him to abandon his sparse geometry for a curvilinear approach, based not
on classical Euclidian geometry but on Cartesian analytical geometry, to
describe parabolic equations.
Emanuel Hoffmann Foundation,
Basel, on loan to Kunstmuseum Basel
Construction within a sphere
Georges Vantongerloo (24 November 1886, Antwerp–5 October
1965, Paris) was a Belgian abstract sculptor and painter and
founding member of the De Stijl group
From 1905 to 1909 Vantongerloo studied Fine Art at the Fine
Art Academies in Antwerp and Brussels. Conscripted into
World War I, he was wounded in a gas attack and discharged
from the army in 1914. During 1916 he met Theo Van Doesburg
and the following year he was a co-signator of the first
manifesto of the De Stijl group. Vantongerloo moved to Paris
in 1927 and began a correspondence with the Belgian Prime
Minister, Henri Jaspar in relation to the design of a bridge
over the Scheldt at Antwerp. In 1930 he joined the Cercle et

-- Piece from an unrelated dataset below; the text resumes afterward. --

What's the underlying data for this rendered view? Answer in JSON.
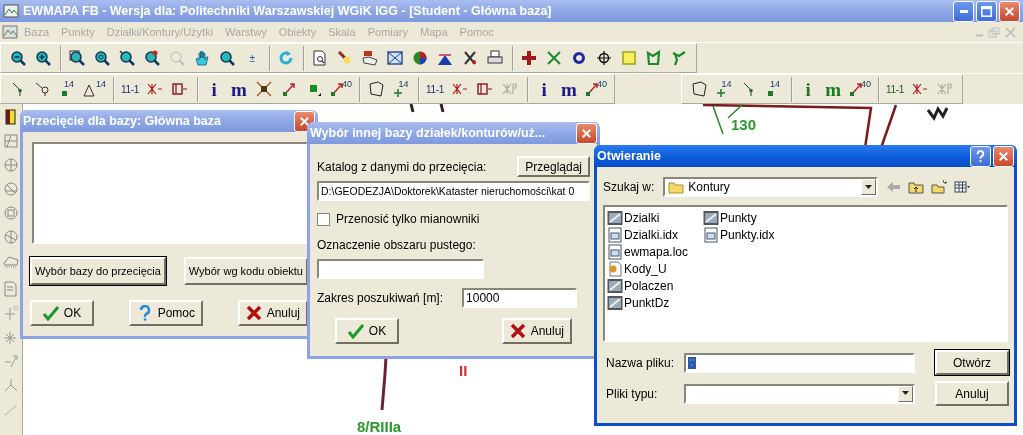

Carré group in Paris and a year later he was a founding
member of Abstraction-Création.
Contrary to what one might have expected, the everyday

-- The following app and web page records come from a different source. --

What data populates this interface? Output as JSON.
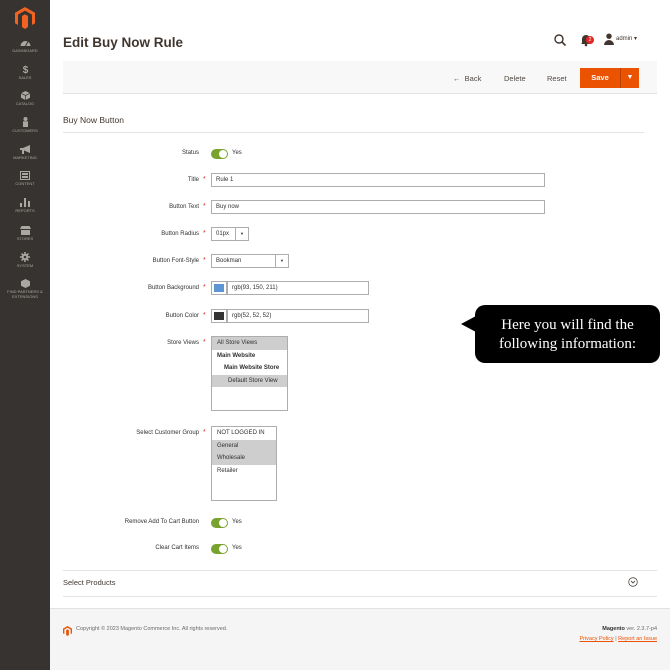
{
  "sidebar": {
    "items": [
      {
        "label": "DASHBOARD",
        "icon": "dashboard-icon"
      },
      {
        "label": "SALES",
        "icon": "dollar-icon"
      },
      {
        "label": "CATALOG",
        "icon": "cube-icon"
      },
      {
        "label": "CUSTOMERS",
        "icon": "person-icon"
      },
      {
        "label": "MARKETING",
        "icon": "megaphone-icon"
      },
      {
        "label": "CONTENT",
        "icon": "content-icon"
      },
      {
        "label": "REPORTS",
        "icon": "bar-chart-icon"
      },
      {
        "label": "STORES",
        "icon": "store-icon"
      },
      {
        "label": "SYSTEM",
        "icon": "gear-icon"
      },
      {
        "label": "FIND PARTNERS & EXTENSIONS",
        "icon": "box-icon"
      }
    ]
  },
  "header": {
    "title": "Edit Buy Now Rule",
    "notification_count": "2",
    "user_name": "admin",
    "user_caret": "▾"
  },
  "actions": {
    "back": "Back",
    "back_arrow": "←",
    "delete": "Delete",
    "reset": "Reset",
    "save": "Save",
    "save_split": "▼"
  },
  "section": {
    "title": "Buy Now Button"
  },
  "form": {
    "status": {
      "label": "Status",
      "value": "Yes"
    },
    "title": {
      "label": "Title",
      "value": "Rule 1"
    },
    "button_text": {
      "label": "Button Text",
      "value": "Buy now"
    },
    "button_radius": {
      "label": "Button Radius",
      "value": "01px"
    },
    "button_font_style": {
      "label": "Button Font-Style",
      "value": "Bookman"
    },
    "button_background": {
      "label": "Button Background",
      "value": "rgb(93, 150, 211)",
      "swatch": "#5d96d3"
    },
    "button_color": {
      "label": "Button Color",
      "value": "rgb(52, 52, 52)",
      "swatch": "#343434"
    },
    "store_views": {
      "label": "Store Views",
      "options": [
        "All Store Views",
        "Main Website",
        "Main Website Store",
        "Default Store View"
      ]
    },
    "customer_group": {
      "label": "Select Customer Group",
      "options": [
        "NOT LOGGED IN",
        "General",
        "Wholesale",
        "Retailer"
      ]
    },
    "remove_add_to_cart": {
      "label": "Remove Add To Cart Button",
      "value": "Yes"
    },
    "clear_cart_items": {
      "label": "Clear Cart Items",
      "value": "Yes"
    },
    "required_mark": "*"
  },
  "select_products": {
    "title": "Select Products"
  },
  "footer": {
    "copyright": "Copyright © 2023 Magento Commerce Inc. All rights reserved.",
    "brand": "Magento",
    "version": "ver. 2.3.7-p4",
    "privacy": "Privacy Policy",
    "separator": "|",
    "report": "Report an Issue"
  },
  "callout": {
    "line1": "Here you will find the",
    "line2": "following information:"
  },
  "colors": {
    "accent": "#eb5202",
    "sidebar": "#373330",
    "toggle_on": "#79a22e"
  }
}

materials of Synthetic Cubism proved of far greater interest to painters
than to the Cubist sculptors, who maintained a traditional allegiance to
bronze. After World War I sculptors in France largely forsook
abstraction and abandoned Expressionism altogether. Only the
Jacques Lipchitz (1891-1973), a friend of both Picasso
and Matisse, continued to explore the possibilities offered by Cubism.
He also shared in Brancusi's primevalism, and in the mid-1920s he
achieved a remarkable synthesis of these two tendencies. With its
intently staring eyes, figure (fig. 1133) is a haunting
evocation in Cubist terms of African sculpture. Consisting of two
interlocking figures, it creates a play of open and closed forms that
relieves Brancusi's austere simplicity through arabesque rhythms akin to
those of Matisse. Not surprisingly, the patron who commissioned it as a
garden sculpture found it difficult to live with Figure. No other
sculptor at the time was able to rival Lipschitz for sheer power, and he
set an important example for the generation of sculptors that reached
maturity a decade later.
Jacques Lipchitz. Figure.
1926-30. Bronze, height 217 cm.
Collection, The Museum of Modern Art, New York
Jacques Lipchitz, original name Chaim Jacob Lipchitz (born
August 10 [August 22, New Style], 1891, Druskininkai,
Lithuania, Russian Empire—died May 26, 1973, Capri, Italy),
Russian-born French sculptor whose style was based on the
principles of Cubism; he was a pioneer of
As a youth, Lipchitz studied engineering
in Vilnius, Lithuania. When he moved to Paris in 1909,
however, he became fascinated by French avant-garde art, and
he began to study sculpture as an avenue to better
understand modern art. After a brief term of service
(1912–13) in the imperial Russian army, Lipchitz returned to
Paris. There the Mexican muralist Diego Rivera introduced
him to Pablo Picasso, the painter who (with Georges Braque)
had created the Cubist style about 1907. Lipchitz soon began
to translate the pictorial experiments of Cubist painters
into three-dimensional sculpture, as in Man with Guitar
(1916). Lipchitz worked exclusively in solid blocks of
material or in low-relief still lifes to simulate the
polychromatic prisms of Cubist paintings.
About 1925 Lipchitz began to produce a
series of sculptures collectively known as “transparents.”
In these curvilinear bronzes, he incorporated open space
into the design, depicting mass by integrating solid with
void. Many of the transparents, such as Harpist (1928), were
cast from small, fragile cardboard-and-wax constructions.
Lipchitz translated some of these smaller pieces into
sculptures on a more monumental scale, as in Figure
(1926–30). With such transparents as The Couple (1928–29),
Lipchitz attempted to express emotion instead of merely
addressing formal concerns, as he had in his earlier works.
By 1941, when he moved to New York City,
Lipchitz had established an international reputation. His
new interest in spiritual questions coincided with a revived
desire to give his pieces solidity, notably in massive works
such as The Prayer (1943) and Prometheus Strangling the
Vulture II (1944–53). He completed his last large work,
Bellerophon Taming Pegasus, in 1966; it was installed at
Columbia University in New York City in 1977.